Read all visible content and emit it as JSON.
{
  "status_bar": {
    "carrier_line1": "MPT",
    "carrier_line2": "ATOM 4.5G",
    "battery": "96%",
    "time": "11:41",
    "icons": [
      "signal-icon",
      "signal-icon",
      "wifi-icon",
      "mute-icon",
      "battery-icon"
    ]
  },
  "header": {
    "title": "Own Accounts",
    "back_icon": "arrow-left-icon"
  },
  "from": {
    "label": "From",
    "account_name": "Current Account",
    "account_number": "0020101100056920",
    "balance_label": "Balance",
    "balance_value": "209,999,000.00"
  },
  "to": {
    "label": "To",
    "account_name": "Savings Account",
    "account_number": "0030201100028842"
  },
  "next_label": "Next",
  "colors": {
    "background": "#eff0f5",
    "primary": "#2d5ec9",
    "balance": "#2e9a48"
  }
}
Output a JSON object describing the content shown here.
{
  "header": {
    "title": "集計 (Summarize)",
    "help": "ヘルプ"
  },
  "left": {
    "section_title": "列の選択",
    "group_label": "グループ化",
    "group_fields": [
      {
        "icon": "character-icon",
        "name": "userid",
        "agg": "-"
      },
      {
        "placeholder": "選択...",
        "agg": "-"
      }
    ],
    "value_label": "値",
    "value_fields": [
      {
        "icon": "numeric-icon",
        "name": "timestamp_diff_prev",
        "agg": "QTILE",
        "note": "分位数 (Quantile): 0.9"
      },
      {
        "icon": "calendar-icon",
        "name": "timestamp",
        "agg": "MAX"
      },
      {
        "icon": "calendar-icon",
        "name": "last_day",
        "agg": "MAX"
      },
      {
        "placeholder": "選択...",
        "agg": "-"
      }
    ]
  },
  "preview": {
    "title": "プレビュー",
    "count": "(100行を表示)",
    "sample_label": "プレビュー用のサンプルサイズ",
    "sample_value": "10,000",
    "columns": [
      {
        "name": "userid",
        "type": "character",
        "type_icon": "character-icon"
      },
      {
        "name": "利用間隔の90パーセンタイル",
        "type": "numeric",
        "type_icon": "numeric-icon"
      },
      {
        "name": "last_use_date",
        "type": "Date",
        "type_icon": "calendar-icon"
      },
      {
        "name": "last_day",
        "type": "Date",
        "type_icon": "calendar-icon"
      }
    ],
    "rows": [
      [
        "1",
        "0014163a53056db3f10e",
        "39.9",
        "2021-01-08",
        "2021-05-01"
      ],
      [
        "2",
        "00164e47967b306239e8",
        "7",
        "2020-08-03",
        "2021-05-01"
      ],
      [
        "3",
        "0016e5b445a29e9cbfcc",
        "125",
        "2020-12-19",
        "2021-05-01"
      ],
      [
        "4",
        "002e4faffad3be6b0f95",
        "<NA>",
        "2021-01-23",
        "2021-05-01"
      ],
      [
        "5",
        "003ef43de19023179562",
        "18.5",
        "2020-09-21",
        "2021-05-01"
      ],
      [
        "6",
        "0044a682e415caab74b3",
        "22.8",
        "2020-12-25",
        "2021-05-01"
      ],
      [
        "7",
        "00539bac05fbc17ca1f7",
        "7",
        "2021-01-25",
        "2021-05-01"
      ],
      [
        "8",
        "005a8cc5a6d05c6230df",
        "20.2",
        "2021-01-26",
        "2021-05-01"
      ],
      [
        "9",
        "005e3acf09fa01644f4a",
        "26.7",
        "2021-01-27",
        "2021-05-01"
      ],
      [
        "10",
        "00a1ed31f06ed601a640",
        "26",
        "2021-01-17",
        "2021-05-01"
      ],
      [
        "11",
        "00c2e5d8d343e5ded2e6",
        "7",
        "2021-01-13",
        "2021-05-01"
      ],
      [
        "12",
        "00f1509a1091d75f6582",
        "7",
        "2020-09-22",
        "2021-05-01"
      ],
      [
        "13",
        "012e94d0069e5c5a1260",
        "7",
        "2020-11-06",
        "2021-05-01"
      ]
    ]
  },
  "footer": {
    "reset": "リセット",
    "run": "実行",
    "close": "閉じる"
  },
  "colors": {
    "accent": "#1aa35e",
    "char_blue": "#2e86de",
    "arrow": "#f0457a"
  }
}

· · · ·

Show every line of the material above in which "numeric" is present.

        "icon": "numeric-icon",
        "type": "numeric",
        "type_icon": "numeric-icon"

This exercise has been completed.